Record set →

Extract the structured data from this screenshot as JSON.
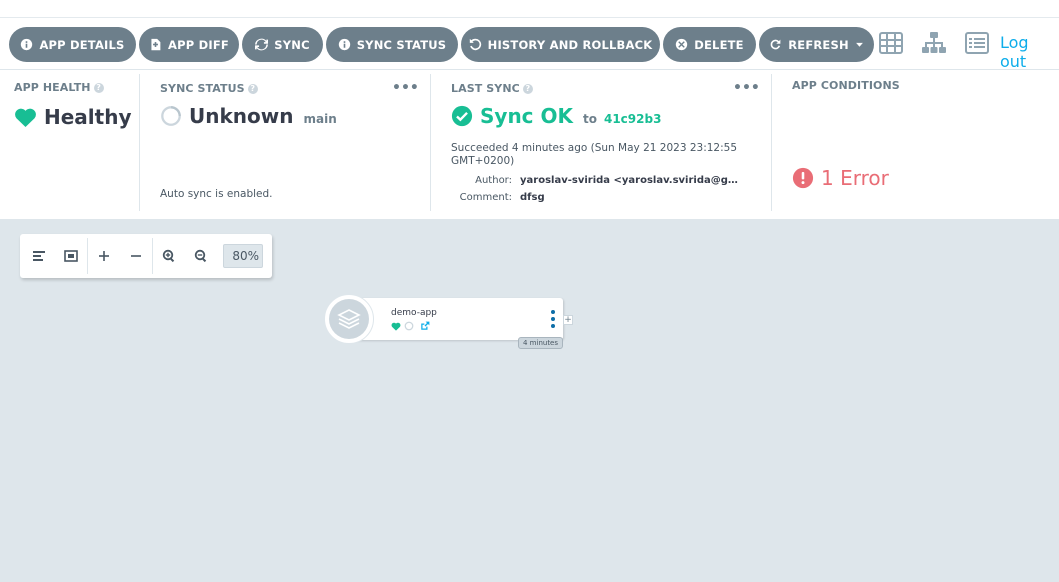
{
  "toolbar": {
    "buttons": [
      {
        "label": "APP DETAILS",
        "icon": "info-circle-icon"
      },
      {
        "label": "APP DIFF",
        "icon": "file-diff-icon"
      },
      {
        "label": "SYNC",
        "icon": "sync-icon"
      },
      {
        "label": "SYNC STATUS",
        "icon": "info-circle-icon"
      },
      {
        "label": "HISTORY AND ROLLBACK",
        "icon": "history-icon"
      },
      {
        "label": "DELETE",
        "icon": "times-circle-icon"
      },
      {
        "label": "REFRESH",
        "icon": "refresh-icon"
      }
    ],
    "views": [
      "tree-grid-view-icon",
      "network-view-icon",
      "list-view-icon"
    ],
    "logout_label": "Log out"
  },
  "status": {
    "app_health": {
      "title": "APP HEALTH",
      "value": "Healthy",
      "color": "#18be94"
    },
    "sync_status": {
      "title": "SYNC STATUS",
      "value": "Unknown",
      "revision": "main",
      "auto_sync": "Auto sync is enabled.",
      "menu": "•••"
    },
    "last_sync": {
      "title": "LAST SYNC",
      "value": "Sync OK",
      "to_label": "to",
      "commit": "41c92b3",
      "detail": "Succeeded 4 minutes ago (Sun May 21 2023 23:12:55 GMT+0200)",
      "author_label": "Author:",
      "author_value": "yaroslav-svirida <yaroslav.svirida@gmail.com>",
      "comment_label": "Comment:",
      "comment_value": "dfsg",
      "menu": "•••",
      "color": "#18be94"
    },
    "app_conditions": {
      "title": "APP CONDITIONS",
      "value": "1 Error",
      "color": "#e96d76"
    }
  },
  "graph": {
    "zoom": "80%",
    "node": {
      "name": "demo-app",
      "age": "4 minutes",
      "health_icon": "heart-icon",
      "sync_icon": "sync-unknown-circle-icon",
      "link_icon": "external-link-icon"
    }
  },
  "colors": {
    "button_bg": "#6d7f8b",
    "accent": "#0dadea",
    "graph_bg": "#dee6eb"
  }
}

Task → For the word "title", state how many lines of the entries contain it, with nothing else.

Exercise answer → 4